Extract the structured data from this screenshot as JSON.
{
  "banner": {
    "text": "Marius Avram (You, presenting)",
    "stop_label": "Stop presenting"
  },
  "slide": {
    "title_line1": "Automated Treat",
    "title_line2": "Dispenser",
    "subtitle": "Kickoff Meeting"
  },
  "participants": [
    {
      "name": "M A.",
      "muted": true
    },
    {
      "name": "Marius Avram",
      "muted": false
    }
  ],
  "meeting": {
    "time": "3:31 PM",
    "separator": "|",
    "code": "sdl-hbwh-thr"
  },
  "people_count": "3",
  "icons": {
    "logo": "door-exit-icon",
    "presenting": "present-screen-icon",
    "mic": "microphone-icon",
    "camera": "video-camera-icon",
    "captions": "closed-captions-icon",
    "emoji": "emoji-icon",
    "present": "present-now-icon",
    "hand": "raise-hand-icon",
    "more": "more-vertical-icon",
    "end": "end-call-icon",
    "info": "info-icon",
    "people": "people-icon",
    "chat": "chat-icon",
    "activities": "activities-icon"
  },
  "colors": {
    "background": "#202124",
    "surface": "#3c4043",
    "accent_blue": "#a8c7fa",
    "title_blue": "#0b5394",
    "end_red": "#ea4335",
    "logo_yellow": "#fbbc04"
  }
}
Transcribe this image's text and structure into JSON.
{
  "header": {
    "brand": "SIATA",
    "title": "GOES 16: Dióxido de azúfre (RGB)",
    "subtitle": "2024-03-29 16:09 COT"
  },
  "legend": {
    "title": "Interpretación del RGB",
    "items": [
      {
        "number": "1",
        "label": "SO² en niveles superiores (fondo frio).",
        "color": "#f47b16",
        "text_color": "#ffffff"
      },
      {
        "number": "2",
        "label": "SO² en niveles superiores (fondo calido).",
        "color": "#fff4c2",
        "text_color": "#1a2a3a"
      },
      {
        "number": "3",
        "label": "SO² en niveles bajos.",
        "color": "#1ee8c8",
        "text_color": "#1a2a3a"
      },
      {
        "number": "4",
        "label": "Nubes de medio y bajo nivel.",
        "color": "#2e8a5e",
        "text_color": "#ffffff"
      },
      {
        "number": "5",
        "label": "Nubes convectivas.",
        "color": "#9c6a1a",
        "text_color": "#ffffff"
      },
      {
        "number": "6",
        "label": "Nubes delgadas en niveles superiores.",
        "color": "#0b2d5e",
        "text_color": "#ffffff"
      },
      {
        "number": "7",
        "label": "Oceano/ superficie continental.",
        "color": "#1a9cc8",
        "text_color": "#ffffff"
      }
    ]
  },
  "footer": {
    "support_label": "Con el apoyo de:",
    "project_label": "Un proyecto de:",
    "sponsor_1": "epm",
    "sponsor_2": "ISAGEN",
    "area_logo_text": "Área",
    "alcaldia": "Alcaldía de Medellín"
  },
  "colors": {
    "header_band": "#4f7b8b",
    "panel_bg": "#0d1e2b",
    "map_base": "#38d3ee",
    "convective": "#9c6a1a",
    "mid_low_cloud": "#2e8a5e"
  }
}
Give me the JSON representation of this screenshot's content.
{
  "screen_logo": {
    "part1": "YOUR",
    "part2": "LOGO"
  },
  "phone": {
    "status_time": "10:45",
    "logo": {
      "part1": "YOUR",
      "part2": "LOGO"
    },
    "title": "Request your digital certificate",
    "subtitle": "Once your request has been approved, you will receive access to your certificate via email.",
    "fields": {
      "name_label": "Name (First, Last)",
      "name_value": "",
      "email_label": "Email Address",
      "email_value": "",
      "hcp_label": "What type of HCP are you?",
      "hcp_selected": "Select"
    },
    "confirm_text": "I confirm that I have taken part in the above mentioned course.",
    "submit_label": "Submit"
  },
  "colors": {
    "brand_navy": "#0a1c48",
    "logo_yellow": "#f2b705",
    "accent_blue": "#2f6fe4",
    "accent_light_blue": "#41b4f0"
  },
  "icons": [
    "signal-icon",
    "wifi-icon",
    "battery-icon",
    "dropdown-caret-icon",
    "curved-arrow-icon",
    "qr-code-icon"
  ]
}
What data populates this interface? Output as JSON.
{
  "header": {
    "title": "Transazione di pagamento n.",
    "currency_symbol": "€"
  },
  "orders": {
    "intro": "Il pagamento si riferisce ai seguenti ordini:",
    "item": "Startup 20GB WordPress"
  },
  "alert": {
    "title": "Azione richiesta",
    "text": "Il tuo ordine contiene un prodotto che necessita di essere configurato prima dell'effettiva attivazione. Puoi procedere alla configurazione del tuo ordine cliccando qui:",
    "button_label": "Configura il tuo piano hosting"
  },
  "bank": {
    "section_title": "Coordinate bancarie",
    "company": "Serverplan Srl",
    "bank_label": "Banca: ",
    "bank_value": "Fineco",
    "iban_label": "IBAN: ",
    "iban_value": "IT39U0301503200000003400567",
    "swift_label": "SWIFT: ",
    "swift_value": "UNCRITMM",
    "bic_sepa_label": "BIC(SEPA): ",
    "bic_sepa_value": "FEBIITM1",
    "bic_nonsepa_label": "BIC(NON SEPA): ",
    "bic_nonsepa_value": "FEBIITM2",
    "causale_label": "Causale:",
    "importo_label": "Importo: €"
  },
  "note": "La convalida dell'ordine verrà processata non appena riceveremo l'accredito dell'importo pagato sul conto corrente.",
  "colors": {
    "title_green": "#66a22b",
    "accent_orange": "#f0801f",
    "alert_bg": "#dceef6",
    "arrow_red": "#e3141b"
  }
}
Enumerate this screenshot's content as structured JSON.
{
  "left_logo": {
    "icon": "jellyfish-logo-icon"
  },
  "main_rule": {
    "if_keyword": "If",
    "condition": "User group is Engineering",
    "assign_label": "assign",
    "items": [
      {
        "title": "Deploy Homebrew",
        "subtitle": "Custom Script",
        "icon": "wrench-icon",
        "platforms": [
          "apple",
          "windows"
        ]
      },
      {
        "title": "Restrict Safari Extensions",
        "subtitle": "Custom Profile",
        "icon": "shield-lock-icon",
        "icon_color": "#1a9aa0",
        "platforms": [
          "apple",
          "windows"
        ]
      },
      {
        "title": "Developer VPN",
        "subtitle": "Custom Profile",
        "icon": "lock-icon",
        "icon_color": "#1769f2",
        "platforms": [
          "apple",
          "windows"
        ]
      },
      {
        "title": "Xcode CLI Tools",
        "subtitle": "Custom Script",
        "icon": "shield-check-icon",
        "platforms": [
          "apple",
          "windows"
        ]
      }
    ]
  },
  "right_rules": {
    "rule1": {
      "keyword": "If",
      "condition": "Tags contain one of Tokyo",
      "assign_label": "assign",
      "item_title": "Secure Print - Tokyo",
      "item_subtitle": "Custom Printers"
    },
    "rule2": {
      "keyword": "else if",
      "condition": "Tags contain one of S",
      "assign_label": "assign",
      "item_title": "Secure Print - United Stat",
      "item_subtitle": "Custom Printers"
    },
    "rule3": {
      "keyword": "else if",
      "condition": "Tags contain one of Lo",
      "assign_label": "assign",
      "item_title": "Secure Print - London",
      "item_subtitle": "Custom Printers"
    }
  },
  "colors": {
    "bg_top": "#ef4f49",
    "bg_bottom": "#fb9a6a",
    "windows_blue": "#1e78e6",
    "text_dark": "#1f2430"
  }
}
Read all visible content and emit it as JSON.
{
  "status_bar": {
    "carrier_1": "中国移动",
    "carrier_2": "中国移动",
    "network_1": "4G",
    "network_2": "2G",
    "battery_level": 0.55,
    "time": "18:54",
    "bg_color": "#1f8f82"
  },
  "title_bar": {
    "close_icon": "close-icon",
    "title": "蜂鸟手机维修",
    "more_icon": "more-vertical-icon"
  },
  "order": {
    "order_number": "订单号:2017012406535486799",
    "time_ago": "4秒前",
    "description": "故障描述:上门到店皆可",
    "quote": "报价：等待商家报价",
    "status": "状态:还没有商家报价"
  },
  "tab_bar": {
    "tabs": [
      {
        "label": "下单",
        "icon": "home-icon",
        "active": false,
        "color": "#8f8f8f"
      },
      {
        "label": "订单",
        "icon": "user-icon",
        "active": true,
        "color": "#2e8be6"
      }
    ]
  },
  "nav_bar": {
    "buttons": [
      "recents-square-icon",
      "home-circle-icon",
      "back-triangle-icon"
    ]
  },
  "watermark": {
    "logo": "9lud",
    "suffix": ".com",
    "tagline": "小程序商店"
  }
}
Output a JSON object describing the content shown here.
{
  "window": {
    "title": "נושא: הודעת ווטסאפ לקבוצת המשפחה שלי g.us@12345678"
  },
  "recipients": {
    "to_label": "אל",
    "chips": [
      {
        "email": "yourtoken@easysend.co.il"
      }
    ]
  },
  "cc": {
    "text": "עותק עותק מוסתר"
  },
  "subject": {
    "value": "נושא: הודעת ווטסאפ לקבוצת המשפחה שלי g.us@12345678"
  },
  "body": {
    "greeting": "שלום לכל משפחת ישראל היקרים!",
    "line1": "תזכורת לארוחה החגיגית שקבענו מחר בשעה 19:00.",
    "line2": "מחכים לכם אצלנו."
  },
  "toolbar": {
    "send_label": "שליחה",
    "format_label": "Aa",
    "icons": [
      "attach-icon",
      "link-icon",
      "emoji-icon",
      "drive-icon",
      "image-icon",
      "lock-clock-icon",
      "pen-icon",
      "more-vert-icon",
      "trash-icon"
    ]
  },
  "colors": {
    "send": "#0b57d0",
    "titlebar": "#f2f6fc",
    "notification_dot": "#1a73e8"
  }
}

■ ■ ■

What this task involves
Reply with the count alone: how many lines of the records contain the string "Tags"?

Response area
3